ON CLIMATE CHANGE, A SHIFT TOWARDS CIVIL DISOBEDIENCE
16, Apr 2019
Prelims level : Environment History Mains level : (GS-3M) Conservation, environmental pollution and degradation, environmental impact assessment, (GS1B) Modern Indian history from about the middle of the eighteenth century until the present- significant events, personalities, issues
Why in news:
- Playing the role of a riot cop dispersing a peaceful but illegal sit-in on the steps of France’s National Assembly, Non-Violent Civil Disobedience 101, a one-day basic training for people who have decided they may need to break the law to further a good cause.
- 55 people attended a course in Paris, the concern was
- climate change and the earth’s species are disappearing.
- A group called Extinction Rebellion launched a campaign in major cities worldwide.
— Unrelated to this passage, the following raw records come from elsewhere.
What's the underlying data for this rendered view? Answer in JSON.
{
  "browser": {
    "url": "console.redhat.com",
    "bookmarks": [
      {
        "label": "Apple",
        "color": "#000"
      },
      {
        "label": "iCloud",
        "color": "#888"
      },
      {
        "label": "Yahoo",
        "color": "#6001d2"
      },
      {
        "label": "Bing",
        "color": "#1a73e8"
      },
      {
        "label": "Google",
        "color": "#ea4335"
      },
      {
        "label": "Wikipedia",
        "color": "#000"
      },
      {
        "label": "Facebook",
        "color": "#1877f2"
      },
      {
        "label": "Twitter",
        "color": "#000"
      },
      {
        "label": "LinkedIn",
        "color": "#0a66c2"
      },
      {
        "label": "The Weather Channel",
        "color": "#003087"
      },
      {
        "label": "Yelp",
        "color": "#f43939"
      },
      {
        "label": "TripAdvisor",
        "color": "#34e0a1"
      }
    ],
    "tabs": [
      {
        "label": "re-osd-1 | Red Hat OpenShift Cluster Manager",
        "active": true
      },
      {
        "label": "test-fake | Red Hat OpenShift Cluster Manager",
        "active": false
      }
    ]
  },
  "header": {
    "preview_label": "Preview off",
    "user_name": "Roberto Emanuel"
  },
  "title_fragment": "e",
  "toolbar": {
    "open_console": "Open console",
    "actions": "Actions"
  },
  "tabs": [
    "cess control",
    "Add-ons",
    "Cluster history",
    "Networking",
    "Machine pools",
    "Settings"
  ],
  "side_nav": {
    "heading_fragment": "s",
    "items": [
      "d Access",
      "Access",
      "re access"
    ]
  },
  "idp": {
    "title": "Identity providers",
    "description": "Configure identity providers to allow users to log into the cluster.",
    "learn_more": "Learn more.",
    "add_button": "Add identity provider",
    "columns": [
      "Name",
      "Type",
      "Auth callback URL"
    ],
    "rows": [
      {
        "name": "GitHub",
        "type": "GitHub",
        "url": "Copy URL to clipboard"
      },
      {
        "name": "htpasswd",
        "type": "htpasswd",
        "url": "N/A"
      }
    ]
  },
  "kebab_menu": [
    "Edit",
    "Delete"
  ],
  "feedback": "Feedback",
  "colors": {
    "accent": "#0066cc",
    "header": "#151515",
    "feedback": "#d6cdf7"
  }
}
- XR looked to historic examples of civil disobedience such as the push for Indian independence
Civil Disobedience Movement
- With no positive response forthcoming from the Government on eleven demands, the Congress Working Committee invested Gandhi with full powers to launch the Civil Disobedience Movement (CDM).
- The observance of the Independence Day in 1930 was followed by the launching of the Civil Disobedience Movement under the leadership of Gandhi.
- It began with the famous Dandi March of Gandhi. On 12 March 1930, Gandhi left the Sabarmati Ashram at Ahmadabad on foot with 78 other members of the Ashram for Dandi, a village on the western sea-coast of India, at a distance of about 385 km from Ahmadabad. They reached Dandi on 6 April 1930. There, Gandhi broke the salt law.
- It was illegal for anyone to make salt as it was a government monopoly.
- Gandhi defied the government by picking up a handful of salt which had been formed by the evaporation of sea. The defiance of the salt law was followed by the spread of Civil Disobedience Movement all over the country
- In Tamil Nadu, C. Rajgopalchari led a march-similar to the Dandi march-from Trichinopoly to Vedaranyam.
- In Dharsana, in Gujarat, Sarojini Naidu, the famous poetess who was a prominent leader of the congress and had been president of the congress, led non-violent satyagrahis in a march to the salt depots owned by the government.
- Over 300 satyagrahis were severely injured and two killed in the brutal lathi charge by the police. There were demonstrations, hartals, boycott of foreign goods, and later refusal to pay taxes. Lakhs of people participated in the movement, including a large number of women.